▸ **DATA FOR THE TASK**:
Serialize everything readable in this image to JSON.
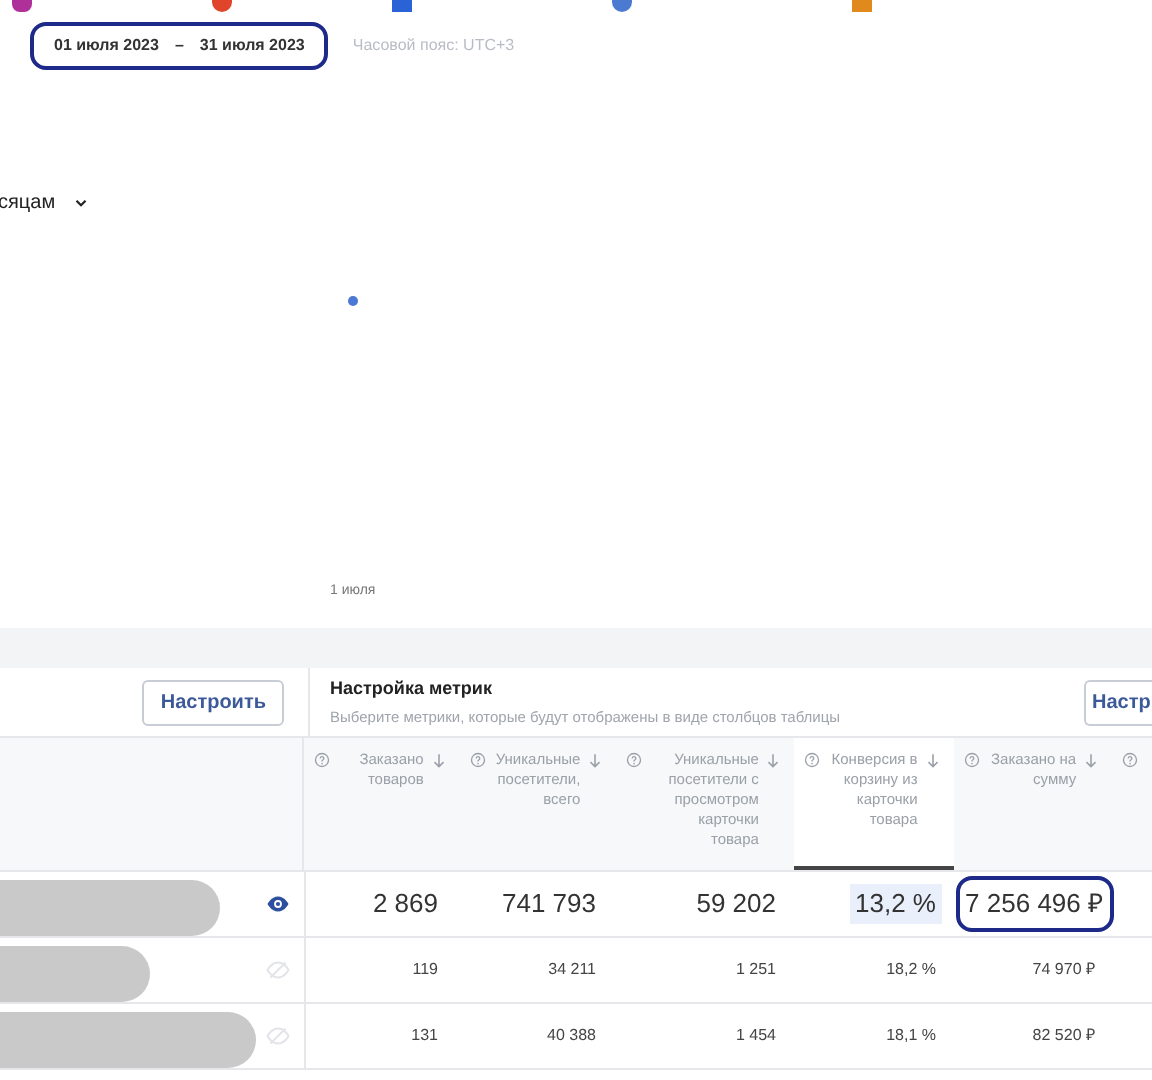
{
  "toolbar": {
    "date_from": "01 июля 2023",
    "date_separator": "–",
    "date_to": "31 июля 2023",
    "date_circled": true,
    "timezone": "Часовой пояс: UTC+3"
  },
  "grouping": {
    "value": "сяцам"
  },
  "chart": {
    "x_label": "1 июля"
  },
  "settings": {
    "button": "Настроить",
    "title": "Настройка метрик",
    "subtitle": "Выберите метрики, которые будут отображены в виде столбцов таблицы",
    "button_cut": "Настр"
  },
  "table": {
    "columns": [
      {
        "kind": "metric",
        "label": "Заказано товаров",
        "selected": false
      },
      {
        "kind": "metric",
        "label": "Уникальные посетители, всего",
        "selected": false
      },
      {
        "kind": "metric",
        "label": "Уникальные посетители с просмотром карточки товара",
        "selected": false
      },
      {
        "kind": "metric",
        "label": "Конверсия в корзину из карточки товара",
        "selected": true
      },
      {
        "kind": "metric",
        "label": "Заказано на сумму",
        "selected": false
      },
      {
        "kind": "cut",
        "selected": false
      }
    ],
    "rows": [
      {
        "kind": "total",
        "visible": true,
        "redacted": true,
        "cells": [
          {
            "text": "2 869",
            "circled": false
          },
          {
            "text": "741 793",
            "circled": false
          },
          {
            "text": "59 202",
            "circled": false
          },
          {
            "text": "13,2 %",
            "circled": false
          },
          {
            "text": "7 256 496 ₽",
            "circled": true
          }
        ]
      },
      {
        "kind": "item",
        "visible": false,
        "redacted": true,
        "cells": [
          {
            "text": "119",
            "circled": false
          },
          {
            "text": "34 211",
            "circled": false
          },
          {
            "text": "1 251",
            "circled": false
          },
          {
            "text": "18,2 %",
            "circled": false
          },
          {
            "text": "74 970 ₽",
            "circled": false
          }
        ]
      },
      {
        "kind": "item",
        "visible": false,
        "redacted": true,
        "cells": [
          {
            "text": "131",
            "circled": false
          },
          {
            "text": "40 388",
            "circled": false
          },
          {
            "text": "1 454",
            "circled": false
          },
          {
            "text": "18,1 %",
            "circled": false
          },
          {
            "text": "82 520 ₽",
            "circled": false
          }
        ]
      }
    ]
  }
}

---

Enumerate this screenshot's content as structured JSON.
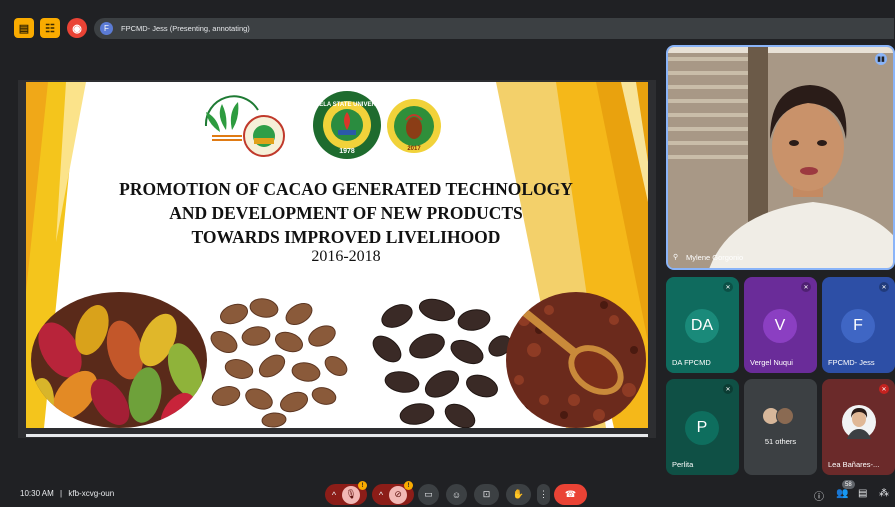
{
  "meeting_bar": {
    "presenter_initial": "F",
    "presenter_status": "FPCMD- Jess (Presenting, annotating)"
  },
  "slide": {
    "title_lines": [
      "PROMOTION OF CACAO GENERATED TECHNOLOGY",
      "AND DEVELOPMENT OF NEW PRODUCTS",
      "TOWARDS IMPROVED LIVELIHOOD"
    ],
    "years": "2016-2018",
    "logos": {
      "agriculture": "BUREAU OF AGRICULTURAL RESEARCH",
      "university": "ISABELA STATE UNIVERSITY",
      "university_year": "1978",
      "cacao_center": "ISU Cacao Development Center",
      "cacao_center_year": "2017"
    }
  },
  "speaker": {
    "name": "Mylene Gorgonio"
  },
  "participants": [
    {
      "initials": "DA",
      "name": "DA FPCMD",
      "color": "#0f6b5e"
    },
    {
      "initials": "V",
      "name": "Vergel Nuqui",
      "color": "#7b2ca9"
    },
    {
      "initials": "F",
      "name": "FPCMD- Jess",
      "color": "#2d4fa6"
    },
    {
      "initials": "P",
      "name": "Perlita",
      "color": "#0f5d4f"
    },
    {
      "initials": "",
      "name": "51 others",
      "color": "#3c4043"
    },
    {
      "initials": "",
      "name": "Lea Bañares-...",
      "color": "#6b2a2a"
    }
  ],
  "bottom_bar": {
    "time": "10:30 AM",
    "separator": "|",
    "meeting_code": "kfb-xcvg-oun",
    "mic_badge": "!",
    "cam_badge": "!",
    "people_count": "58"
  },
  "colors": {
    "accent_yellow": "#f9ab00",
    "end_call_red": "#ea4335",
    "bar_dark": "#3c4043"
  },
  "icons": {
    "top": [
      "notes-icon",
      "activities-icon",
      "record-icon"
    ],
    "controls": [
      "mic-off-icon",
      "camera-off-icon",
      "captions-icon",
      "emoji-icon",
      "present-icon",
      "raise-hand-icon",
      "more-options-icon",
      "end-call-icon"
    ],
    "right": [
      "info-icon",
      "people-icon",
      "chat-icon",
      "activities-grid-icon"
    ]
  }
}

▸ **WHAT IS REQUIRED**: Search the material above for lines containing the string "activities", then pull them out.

▸ **THE COMPLETED TASK**:
      "activities-icon",
      "activities-grid-icon"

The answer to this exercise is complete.